[WORK REQUIRED]
Read through the listing, and wherever a line holds the word "watermark", return it.

[EXERCISE MATERIAL]
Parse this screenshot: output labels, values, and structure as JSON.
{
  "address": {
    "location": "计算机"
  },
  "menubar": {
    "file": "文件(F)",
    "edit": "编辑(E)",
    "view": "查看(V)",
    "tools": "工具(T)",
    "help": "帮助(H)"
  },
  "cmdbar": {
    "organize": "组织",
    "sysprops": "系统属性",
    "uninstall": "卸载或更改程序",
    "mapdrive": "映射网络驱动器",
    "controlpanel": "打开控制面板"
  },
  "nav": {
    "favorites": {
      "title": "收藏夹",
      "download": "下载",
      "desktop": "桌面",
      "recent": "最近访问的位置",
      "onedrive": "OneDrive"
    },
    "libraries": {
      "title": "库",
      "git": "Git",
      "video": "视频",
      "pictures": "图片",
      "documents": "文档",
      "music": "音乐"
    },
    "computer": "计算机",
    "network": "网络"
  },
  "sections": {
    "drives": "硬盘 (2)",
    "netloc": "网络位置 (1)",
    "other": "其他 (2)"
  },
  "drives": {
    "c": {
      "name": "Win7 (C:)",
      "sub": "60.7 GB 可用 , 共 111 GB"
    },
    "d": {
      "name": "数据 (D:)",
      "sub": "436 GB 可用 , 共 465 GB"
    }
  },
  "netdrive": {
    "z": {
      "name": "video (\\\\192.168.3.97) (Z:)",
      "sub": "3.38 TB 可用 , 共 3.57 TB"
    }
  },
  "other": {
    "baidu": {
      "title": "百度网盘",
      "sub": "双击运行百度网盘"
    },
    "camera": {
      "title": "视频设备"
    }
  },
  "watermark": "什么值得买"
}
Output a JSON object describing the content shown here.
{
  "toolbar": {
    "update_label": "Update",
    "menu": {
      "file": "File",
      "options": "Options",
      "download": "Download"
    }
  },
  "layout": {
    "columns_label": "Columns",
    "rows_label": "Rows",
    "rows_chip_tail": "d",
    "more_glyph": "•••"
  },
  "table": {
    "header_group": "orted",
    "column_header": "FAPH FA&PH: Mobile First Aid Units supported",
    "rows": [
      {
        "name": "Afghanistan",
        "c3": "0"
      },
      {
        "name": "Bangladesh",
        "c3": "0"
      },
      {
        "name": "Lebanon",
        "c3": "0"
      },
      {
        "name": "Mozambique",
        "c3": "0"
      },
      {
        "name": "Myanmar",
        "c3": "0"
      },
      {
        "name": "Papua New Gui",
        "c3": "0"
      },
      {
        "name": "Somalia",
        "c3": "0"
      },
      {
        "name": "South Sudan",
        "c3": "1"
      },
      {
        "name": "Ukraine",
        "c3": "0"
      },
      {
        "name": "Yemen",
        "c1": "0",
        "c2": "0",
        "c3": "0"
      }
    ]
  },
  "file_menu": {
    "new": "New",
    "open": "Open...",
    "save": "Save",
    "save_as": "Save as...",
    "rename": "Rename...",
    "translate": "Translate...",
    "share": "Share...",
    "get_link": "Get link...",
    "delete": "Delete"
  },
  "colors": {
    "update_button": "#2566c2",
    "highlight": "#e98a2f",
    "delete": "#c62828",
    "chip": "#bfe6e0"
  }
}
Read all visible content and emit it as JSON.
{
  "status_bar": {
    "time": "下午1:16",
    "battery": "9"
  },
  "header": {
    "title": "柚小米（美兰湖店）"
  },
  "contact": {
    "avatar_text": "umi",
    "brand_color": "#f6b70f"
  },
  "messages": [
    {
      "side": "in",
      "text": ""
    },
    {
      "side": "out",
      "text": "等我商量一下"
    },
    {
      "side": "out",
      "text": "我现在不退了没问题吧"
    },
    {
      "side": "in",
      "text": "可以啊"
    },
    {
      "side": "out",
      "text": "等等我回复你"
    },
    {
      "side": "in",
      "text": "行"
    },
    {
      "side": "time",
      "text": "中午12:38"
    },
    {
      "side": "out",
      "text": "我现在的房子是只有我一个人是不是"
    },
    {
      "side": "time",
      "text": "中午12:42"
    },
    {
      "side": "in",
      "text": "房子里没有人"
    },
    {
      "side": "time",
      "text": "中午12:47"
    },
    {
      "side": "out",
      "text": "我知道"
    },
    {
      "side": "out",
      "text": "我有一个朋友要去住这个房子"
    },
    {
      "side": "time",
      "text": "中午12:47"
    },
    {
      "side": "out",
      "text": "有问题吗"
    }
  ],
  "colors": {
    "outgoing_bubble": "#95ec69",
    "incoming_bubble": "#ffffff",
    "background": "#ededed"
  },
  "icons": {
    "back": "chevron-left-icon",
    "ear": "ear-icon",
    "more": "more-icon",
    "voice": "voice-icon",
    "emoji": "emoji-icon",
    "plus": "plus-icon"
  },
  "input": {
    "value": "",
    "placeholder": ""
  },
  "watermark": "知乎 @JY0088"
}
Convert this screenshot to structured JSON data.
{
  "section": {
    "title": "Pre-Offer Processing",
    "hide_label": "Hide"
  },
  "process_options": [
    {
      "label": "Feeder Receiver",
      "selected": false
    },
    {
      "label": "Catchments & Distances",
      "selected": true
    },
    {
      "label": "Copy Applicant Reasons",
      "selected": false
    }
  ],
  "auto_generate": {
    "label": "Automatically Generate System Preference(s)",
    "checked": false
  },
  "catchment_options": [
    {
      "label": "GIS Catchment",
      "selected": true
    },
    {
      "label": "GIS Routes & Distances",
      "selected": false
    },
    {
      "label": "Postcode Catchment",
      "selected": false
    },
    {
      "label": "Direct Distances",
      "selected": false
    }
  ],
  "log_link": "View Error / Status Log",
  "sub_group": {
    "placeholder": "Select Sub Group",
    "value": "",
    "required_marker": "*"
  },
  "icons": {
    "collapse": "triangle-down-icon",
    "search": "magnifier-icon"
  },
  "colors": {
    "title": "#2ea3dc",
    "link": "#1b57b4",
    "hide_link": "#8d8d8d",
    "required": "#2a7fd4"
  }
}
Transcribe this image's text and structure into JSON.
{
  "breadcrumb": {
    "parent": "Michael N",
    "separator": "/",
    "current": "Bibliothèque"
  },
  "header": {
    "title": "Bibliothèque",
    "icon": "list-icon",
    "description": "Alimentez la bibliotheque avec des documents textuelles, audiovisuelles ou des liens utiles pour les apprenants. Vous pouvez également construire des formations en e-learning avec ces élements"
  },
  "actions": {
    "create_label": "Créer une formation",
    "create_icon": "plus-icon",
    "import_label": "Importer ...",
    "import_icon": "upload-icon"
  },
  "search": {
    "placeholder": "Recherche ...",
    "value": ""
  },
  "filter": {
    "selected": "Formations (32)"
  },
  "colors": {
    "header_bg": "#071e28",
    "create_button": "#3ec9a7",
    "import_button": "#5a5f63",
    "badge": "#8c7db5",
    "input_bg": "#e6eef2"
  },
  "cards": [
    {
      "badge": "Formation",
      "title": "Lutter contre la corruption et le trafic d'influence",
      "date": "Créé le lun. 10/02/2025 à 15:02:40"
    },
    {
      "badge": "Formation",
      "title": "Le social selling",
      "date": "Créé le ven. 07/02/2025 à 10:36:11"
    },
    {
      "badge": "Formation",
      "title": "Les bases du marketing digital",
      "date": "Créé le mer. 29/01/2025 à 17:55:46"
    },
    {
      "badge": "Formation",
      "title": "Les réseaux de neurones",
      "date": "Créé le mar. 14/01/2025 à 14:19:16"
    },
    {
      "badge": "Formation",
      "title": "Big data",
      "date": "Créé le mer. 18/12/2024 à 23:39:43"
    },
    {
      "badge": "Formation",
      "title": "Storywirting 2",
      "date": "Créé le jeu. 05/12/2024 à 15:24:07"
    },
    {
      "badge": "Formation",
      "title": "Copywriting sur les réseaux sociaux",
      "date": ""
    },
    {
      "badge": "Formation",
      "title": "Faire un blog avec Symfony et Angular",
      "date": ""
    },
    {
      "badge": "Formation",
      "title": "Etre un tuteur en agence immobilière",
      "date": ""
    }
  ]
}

[EXERCISE OUTPUT]
  "watermark": "什么值得买"
  "watermark": "知乎 @JY0088"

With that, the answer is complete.